Yet again the media has lent a platform to the disturbing narrative that suggests working women make bad mothers.
There is so much to be infuriated by in this latest round of ridiculousness sparked by this research it is difficult to know where to start. It claims that children of working women are likely to be unhealthier than those with stay at home mummies. Whilst my fury is predominantly directed towards the media coverage that has positioned the research in terms of an ‘ongoing debate’ about whether mothers should work or not; the very premise of the research is, to be frank insulting. Why on earth is the research focused on mothers? What about single Dad’s or House Husbands?

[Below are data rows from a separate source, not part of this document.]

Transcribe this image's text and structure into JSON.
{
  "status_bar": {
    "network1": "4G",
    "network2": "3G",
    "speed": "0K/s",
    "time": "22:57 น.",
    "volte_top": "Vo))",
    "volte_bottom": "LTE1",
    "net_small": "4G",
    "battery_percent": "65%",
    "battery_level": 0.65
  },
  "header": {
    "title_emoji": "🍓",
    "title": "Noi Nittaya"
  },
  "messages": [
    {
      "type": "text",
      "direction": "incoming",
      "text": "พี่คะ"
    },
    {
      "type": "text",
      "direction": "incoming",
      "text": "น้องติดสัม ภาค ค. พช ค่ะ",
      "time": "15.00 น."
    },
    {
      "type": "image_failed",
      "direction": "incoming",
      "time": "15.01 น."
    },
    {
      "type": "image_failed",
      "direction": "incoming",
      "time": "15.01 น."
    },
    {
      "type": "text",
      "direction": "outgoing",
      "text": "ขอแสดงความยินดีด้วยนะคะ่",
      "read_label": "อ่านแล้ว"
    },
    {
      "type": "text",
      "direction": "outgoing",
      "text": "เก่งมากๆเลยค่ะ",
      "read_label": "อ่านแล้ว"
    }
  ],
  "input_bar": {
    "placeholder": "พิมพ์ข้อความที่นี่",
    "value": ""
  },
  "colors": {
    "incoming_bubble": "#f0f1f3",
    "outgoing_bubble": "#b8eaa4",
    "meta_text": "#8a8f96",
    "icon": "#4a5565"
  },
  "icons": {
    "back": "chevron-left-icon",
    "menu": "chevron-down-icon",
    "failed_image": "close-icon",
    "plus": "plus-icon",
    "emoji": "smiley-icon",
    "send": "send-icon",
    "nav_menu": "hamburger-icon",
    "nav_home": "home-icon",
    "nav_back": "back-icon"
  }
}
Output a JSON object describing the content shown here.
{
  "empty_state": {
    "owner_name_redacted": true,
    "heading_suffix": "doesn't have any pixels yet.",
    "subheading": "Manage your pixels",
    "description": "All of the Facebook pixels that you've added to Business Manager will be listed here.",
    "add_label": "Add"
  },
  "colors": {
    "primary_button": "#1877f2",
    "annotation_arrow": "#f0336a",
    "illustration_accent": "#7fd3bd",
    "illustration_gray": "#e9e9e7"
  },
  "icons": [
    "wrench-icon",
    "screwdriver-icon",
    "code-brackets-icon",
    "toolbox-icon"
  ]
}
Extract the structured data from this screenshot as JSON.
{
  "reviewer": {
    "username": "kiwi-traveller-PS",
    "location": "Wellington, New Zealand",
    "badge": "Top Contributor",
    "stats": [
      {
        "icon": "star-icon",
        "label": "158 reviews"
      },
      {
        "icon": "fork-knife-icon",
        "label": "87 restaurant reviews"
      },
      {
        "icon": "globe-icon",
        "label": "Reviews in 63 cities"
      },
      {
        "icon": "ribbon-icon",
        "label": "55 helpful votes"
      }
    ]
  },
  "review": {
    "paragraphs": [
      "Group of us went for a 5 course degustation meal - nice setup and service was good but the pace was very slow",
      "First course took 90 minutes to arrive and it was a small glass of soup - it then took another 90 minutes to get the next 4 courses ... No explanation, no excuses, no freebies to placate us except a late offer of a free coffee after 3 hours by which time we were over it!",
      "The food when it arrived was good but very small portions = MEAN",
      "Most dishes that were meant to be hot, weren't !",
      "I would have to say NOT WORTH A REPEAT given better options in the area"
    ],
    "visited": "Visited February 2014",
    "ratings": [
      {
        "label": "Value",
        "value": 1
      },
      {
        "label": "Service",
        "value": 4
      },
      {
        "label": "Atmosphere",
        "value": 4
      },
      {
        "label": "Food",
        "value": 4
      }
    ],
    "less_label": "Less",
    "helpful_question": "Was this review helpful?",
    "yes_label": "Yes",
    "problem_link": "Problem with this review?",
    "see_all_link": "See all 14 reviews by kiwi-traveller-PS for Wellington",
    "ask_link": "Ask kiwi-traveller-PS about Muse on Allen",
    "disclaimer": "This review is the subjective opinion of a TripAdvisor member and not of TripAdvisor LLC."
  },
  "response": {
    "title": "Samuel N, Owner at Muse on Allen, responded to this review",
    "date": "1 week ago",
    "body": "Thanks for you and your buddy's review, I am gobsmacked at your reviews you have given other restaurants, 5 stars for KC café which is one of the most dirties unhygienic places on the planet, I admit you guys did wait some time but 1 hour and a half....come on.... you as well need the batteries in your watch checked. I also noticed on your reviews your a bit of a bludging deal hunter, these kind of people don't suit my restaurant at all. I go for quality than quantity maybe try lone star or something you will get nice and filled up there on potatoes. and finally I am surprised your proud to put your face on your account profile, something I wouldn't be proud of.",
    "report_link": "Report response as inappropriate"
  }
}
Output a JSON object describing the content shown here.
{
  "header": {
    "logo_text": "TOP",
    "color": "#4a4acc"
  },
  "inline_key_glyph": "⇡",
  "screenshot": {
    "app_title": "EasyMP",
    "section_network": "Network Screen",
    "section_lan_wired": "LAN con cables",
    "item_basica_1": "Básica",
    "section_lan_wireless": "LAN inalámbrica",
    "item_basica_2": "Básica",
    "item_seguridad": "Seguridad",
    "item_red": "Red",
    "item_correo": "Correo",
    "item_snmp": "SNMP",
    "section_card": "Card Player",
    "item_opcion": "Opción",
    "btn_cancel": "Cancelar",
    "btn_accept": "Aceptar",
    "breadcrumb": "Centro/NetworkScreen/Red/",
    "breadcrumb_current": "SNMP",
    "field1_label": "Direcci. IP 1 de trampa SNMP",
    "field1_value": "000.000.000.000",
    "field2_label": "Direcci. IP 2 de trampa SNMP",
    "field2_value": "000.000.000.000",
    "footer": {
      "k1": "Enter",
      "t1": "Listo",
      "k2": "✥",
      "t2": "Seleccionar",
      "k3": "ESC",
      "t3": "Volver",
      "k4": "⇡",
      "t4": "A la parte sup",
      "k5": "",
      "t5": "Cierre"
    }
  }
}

In simple terms, why say mother when you mean parent? It all contributes to the implicit vilification of women who want to ‘have it all’ – I mean, how very dare she.
If a woman chooses to have a child and give up work – points to her, but, isn’t she lucky to have the choice? What of the families that can’t sustain themselves without both working? What of single parent families?
Do we think that the fact that London has the highest child poverty rate is unrelated to the fact that children in London are more likely than children in other regions to live in a household where no adult works? Methinks not. The predominant cause of child poverty is parental worklessness; there are multiple government and charitable initiatives in place to rectify the problem. In light of this, aren’t there some pretty serious flaws in the implication that children will be better off if mummy stays at home?
Instead of ridiculous headlines such as ‘Working Mothers’ Children Unfit’ why not use the research in a positive way? I say more initiatives promoting healthy body image, decent childcare schemes and dare I say it let’s finally extend paternity leave and give families a real choice.
Alas, alack. The media coverage this has had today has only served to perpetuate a widespread and frankly unsettling notion that working mothers are either incompetent, irresponsible or both.